While I agree those you call “sport” cyclists, and I, will continue to use PCH and revel in the congestion– because the more congestion the slower motorists must go– a city can reasonably try to accommodate a broader spectrum of cycling behavior by various means. If you’ve gone to Long Beach you seen various infrastructure that attempts to do that. Inviting naive foreign, pannier laden tourists to take a scenic lower traffic route would not be evil. It wouldn’t help many would-be Laguna bicyclists, but it wouldn’t hurt, either.
Ultimately sharrows and Bikes May Use Full Lane signs on PCH both ways will be the answer. Local business owners will have to grow up and live with that. Meanwhile, it’s a political process: consider you’re Here and you want to get There. Keep pressing for There and you will get There.

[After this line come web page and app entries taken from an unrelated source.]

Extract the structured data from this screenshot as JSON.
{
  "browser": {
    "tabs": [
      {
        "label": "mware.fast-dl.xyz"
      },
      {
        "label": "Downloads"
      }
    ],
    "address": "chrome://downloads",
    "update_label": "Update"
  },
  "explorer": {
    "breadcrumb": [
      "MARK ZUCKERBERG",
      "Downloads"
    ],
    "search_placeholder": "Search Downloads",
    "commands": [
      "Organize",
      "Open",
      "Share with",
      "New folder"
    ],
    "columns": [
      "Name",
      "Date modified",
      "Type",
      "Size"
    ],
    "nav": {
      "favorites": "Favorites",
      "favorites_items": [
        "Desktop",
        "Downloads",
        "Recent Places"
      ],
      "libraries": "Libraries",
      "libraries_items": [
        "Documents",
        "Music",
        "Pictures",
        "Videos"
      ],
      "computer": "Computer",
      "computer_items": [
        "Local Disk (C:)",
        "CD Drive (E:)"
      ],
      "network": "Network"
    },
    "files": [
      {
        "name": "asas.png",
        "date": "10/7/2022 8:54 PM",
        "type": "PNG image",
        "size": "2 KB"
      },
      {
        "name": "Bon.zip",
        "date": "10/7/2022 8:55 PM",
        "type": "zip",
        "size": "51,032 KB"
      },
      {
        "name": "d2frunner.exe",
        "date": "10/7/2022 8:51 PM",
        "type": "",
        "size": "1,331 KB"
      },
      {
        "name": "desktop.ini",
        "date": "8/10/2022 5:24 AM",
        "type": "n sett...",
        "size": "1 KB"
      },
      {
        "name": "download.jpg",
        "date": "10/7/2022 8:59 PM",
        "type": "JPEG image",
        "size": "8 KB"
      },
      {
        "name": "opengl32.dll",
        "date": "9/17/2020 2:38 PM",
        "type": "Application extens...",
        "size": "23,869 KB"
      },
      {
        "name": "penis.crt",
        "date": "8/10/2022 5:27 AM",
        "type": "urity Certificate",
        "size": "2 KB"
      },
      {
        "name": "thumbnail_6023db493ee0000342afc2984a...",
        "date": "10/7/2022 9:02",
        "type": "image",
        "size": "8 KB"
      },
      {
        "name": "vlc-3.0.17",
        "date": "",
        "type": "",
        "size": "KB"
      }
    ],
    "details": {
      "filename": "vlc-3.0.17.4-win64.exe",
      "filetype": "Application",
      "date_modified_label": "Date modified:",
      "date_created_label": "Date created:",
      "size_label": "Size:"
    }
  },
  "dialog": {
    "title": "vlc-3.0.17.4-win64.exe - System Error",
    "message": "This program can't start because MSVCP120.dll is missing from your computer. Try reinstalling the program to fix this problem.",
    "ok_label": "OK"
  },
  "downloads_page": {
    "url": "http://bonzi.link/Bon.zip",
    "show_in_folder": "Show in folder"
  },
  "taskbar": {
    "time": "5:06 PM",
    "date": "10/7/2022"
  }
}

Having served on Complete Streets for several years, first with Les Milkosy and Michael Hoag, more recently with Chris Prelitz and Billy Fried, I have seen many “sides” to arguments both for and against bicycle paths, and safe routes through Laguna Beach for bicyclists. I agree with Billy Fried that “good intentions addled with hostility” subvert the efforts of Complete Streets. The interests of residents and businesses in our community have been considered, and the city is moving forward, one small step at a time, to make the improvements we have sought. Change isn’t happening overnight, but we are moving forward.
The plans to make a safe trail from Top-of-the-World through Moulton Meadows to Arch Beach Heights was also criticized by Mr. Milkosy, but there are concerns he ignored when criticizing the plans for the trail. The new trail crosses private property, and the owners of that property must give written consent before construction and final plans can begin. The concerns of the Summet du Monde people have been addressed (which I find rather ironic since the property involved is not theirs anyway, and they don’t need the trail because they have their own private road.)
“You catch more flies with honey than buttermilk”, so let’s encourage rather than criticize the efforts of Complete Streets and the City of Laguna Beach to make our streets safe for bicyclists, walkers, and hikers.
Carol Buss, 45 year resident of Laguna Beach